Transparency the key for Online Video in China

MUMBAI: Trust and transparency while building strong partnerships with content providers, advertisers and end users are the keys to the development of China’s online video market, according to speakers at the CASBAA Online Video in China forum on 2 March, 2011 in Beijing.  
Keynote speaker Johannes Larcher, SVP International, Hulu, said the US-based online platform focuses on three key points – monetization of content, secure distribution and shared risk. Larcher added that Hulu has more than 250 content partners and 600 advertising partners.
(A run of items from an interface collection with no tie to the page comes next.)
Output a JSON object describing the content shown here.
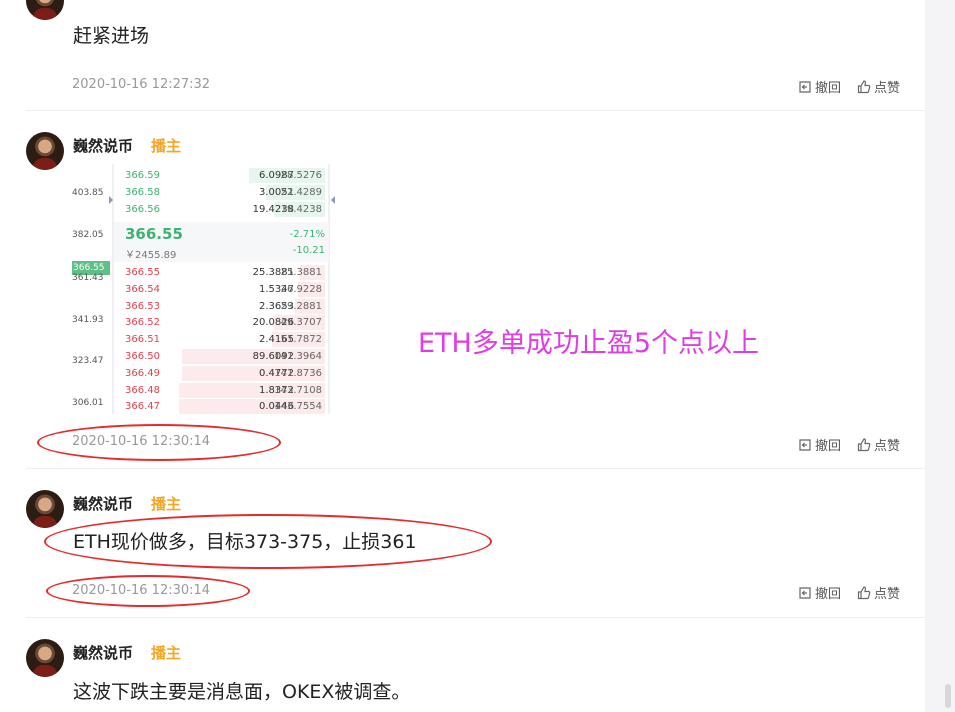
{
  "actions": {
    "retract": "撤回",
    "like": "点赞"
  },
  "posts": [
    {
      "author": "巍然说币",
      "role": "播主",
      "content": "赶紧进场",
      "time": "2020-10-16 12:27:32"
    },
    {
      "author": "巍然说币",
      "role": "播主",
      "time": "2020-10-16 12:30:14",
      "annotation": "ETH多单成功止盈5个点以上"
    },
    {
      "author": "巍然说币",
      "role": "播主",
      "content": "ETH现价做多，目标373-375，止损361",
      "time": "2020-10-16 12:30:14"
    },
    {
      "author": "巍然说币",
      "role": "播主",
      "content": "这波下跌主要是消息面，OKEX被调查。"
    }
  ],
  "orderbook": {
    "axis_ticks": [
      "403.85",
      "382.05",
      "361.43",
      "341.93",
      "323.47",
      "306.01"
    ],
    "axis_marker": "366.55",
    "asks": [
      {
        "price": "366.59",
        "qty": "6.0987",
        "total": "28.5276",
        "depth": 0.36
      },
      {
        "price": "366.58",
        "qty": "3.0051",
        "total": "22.4289",
        "depth": 0.28
      },
      {
        "price": "366.56",
        "qty": "19.4238",
        "total": "19.4238",
        "depth": 0.24
      }
    ],
    "mid": {
      "price": "366.55",
      "cny": "￥2455.89",
      "pct": "-2.71%",
      "change": "-10.21"
    },
    "bids": [
      {
        "price": "366.55",
        "qty": "25.3881",
        "total": "25.3881",
        "depth": 0.12
      },
      {
        "price": "366.54",
        "qty": "1.5347",
        "total": "26.9228",
        "depth": 0.13
      },
      {
        "price": "366.53",
        "qty": "2.3653",
        "total": "29.2881",
        "depth": 0.14
      },
      {
        "price": "366.52",
        "qty": "20.0826",
        "total": "49.3707",
        "depth": 0.24
      },
      {
        "price": "366.51",
        "qty": "2.4165",
        "total": "51.7872",
        "depth": 0.25
      },
      {
        "price": "366.50",
        "qty": "89.6092",
        "total": "141.3964",
        "depth": 0.68
      },
      {
        "price": "366.49",
        "qty": "0.4772",
        "total": "141.8736",
        "depth": 0.68
      },
      {
        "price": "366.48",
        "qty": "1.8372",
        "total": "143.7108",
        "depth": 0.69
      },
      {
        "price": "366.47",
        "qty": "0.0446",
        "total": "143.7554",
        "depth": 0.69
      }
    ]
  },
  "colors": {
    "role": "#f5a623",
    "annotation": "#e13de6",
    "ellipse": "#e52b2b",
    "ask": "#3cb371",
    "bid": "#e0434b"
  }
}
With over 100 delegates and speakers in attendance, the forum provided a platform for industry leaders to discuss in depth the issues associated with the growing popularity of consuming video over the Internet in China.
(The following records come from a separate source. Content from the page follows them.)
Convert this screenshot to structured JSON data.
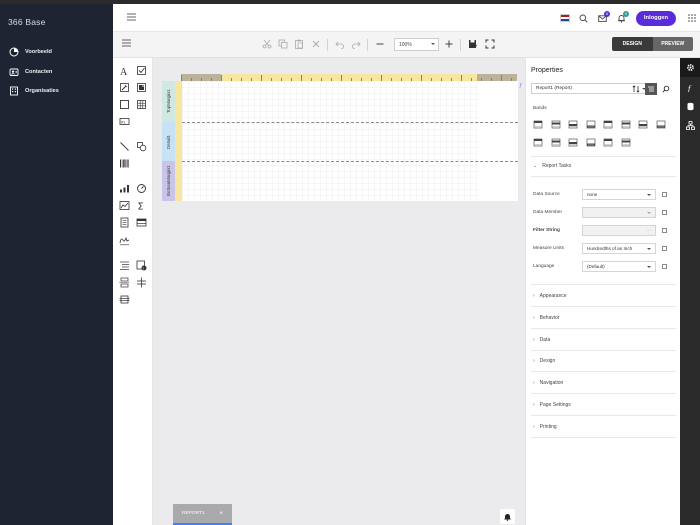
{
  "app": {
    "brand": "366 Base"
  },
  "sidebar": {
    "items": [
      {
        "label": "Voorbeeld",
        "icon": "dashboard-icon"
      },
      {
        "label": "Contacten",
        "icon": "contacts-icon"
      },
      {
        "label": "Organisaties",
        "icon": "building-icon"
      }
    ]
  },
  "header": {
    "login_label": "Inloggen",
    "messages_badge": "0",
    "notifications_badge": "0",
    "language_flag": "NL",
    "flag_colors": [
      "#ae1c28",
      "#ffffff",
      "#21468b"
    ],
    "accent": "#5a2bd9"
  },
  "toolbar": {
    "zoom": "100%",
    "design_label": "DESIGN",
    "preview_label": "PREVIEW"
  },
  "designer": {
    "bands": [
      "TopMargin1",
      "Detail1",
      "BottomMargin1"
    ],
    "band_colors": [
      "#cfe9e2",
      "#c6e2f7",
      "#c9c5ea"
    ],
    "document_tab": "REPORT1"
  },
  "properties": {
    "title": "Properties",
    "selected_object": "Report1 (Report)",
    "bands_label": "Bands",
    "report_tasks_label": "Report Tasks",
    "fields": [
      {
        "label": "Data Source",
        "value": "none"
      },
      {
        "label": "Data Member",
        "value": ""
      },
      {
        "label": "Filter String",
        "value": ""
      },
      {
        "label": "Measure Units",
        "value": "Hundredths of an Inch"
      },
      {
        "label": "Language",
        "value": "(Default)"
      }
    ],
    "sections": [
      "Appearance",
      "Behavior",
      "Data",
      "Design",
      "Navigation",
      "Page Settings",
      "Printing"
    ]
  }
}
“Since China is one of the biggest and fastest growing markets in Asia, and indeed the world, it makes sense to keep focusing our attention on developments that will affect the broadcasting industry there,” said CASBAA chairman Marcel Fenez. “While traditional television reigns supreme, a projected 300 million Chinese viewers watching video online by the end of 2011 means that it is vitally important to identify the opportunities and hurdles that will affect business development in the future.”
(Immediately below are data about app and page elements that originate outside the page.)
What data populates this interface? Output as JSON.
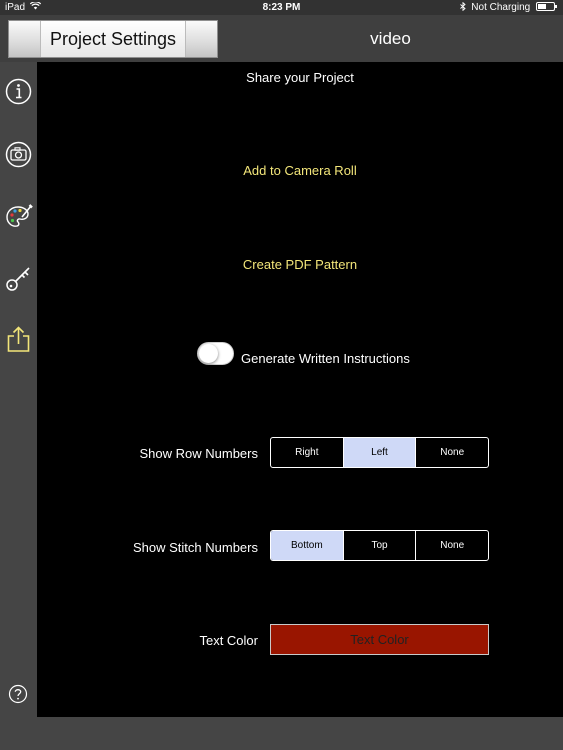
{
  "status_bar": {
    "device": "iPad",
    "time": "8:23 PM",
    "charging": "Not Charging"
  },
  "navbar": {
    "back_label": "Project Settings",
    "title": "video"
  },
  "sidebar": {
    "items": [
      {
        "icon": "info-icon"
      },
      {
        "icon": "camera-icon"
      },
      {
        "icon": "palette-icon"
      },
      {
        "icon": "key-icon"
      },
      {
        "icon": "share-icon",
        "active": true
      }
    ],
    "help_icon": "help-icon"
  },
  "share": {
    "heading": "Share your Project",
    "add_camera_roll": "Add to Camera Roll",
    "create_pdf": "Create PDF Pattern",
    "generate_label": "Generate Written Instructions",
    "generate_on": false
  },
  "row_numbers": {
    "label": "Show Row Numbers",
    "options": [
      "Right",
      "Left",
      "None"
    ],
    "selected": "Left"
  },
  "stitch_numbers": {
    "label": "Show Stitch Numbers",
    "options": [
      "Bottom",
      "Top",
      "None"
    ],
    "selected": "Bottom"
  },
  "text_color": {
    "label": "Text Color",
    "button_label": "Text Color",
    "color": "#991500"
  },
  "colors": {
    "accent_yellow": "#f3e67a",
    "selected_segment": "#cfd9f7",
    "background": "#000000",
    "chrome": "#454545"
  }
}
With ongoing advancements in technology, online video is the natural progression of any linear broadcasting model with major stakeholders advocating a TV everywhere approach. However, monetisation is a key challenge for online video as hard data on audience measurement to attract advertisers to this medium is difficult to source commented several of the speakers at the CASBAA event.
And, while broadcasters are increasingly turning to multi-platform methods of content delivery, infrastructure in terms of bandwidth speed is another concern raised. While this situation is improving, there is still uncertainty as to what sort of collaboration, if any, there will be with telcos in the future. 
Also, copyright issues and the market itself are not standardized, where some on-line video services are using licensed content while others are not.
However, according to CMM-I managing director Anke Redl, “Chinese online video sites are becoming increasingly sophisticated in terms of how they acquire both international and domestic licensed programs, as well as commission relevant content themselves.”
“As broadcasters evolve their business strategies to take advantage of new platforms to complement traditional television models, CASBAA will continue to develop events such as Online Video in China in order to bring some much needed focus in this vast market,” added Fenez.